■ **TASK TO COMPLETE**: Go through the records and restate them word for word, omitting images.
(LISTED ENTRIES)
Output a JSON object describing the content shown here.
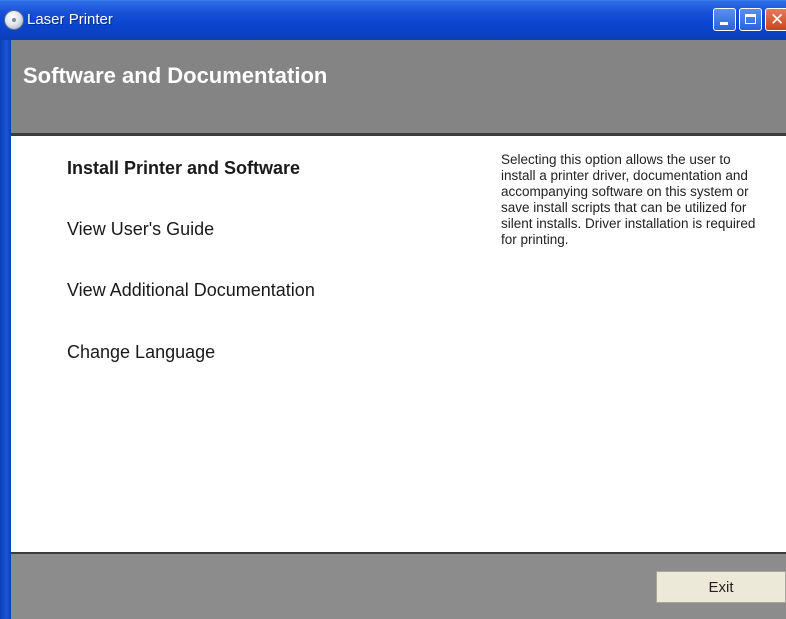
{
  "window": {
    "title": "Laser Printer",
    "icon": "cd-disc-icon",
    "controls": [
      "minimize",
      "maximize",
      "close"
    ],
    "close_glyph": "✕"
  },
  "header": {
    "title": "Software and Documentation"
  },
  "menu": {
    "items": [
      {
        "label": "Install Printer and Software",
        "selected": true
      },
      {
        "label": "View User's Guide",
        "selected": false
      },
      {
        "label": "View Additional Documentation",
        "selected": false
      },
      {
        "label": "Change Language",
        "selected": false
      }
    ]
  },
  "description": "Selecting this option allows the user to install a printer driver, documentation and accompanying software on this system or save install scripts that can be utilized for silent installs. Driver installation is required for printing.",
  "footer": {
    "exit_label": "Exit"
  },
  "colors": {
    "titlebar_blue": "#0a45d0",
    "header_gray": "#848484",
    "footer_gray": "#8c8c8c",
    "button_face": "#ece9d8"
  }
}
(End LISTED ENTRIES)
■ **RESPONSE TO THE EXERCISE**:
Output a JSON object describing the content shown here.
{
  "window": {
    "title": "Laser Printer",
    "icon": "cd-disc-icon",
    "controls": [
      "minimize",
      "maximize",
      "close"
    ],
    "close_glyph": "✕"
  },
  "header": {
    "title": "Software and Documentation"
  },
  "menu": {
    "items": [
      {
        "label": "Install Printer and Software",
        "selected": true
      },
      {
        "label": "View User's Guide",
        "selected": false
      },
      {
        "label": "View Additional Documentation",
        "selected": false
      },
      {
        "label": "Change Language",
        "selected": false
      }
    ]
  },
  "description": "Selecting this option allows the user to install a printer driver, documentation and accompanying software on this system or save install scripts that can be utilized for silent installs. Driver installation is required for printing.",
  "footer": {
    "exit_label": "Exit"
  },
  "colors": {
    "titlebar_blue": "#0a45d0",
    "header_gray": "#848484",
    "footer_gray": "#8c8c8c",
    "button_face": "#ece9d8"
  }
}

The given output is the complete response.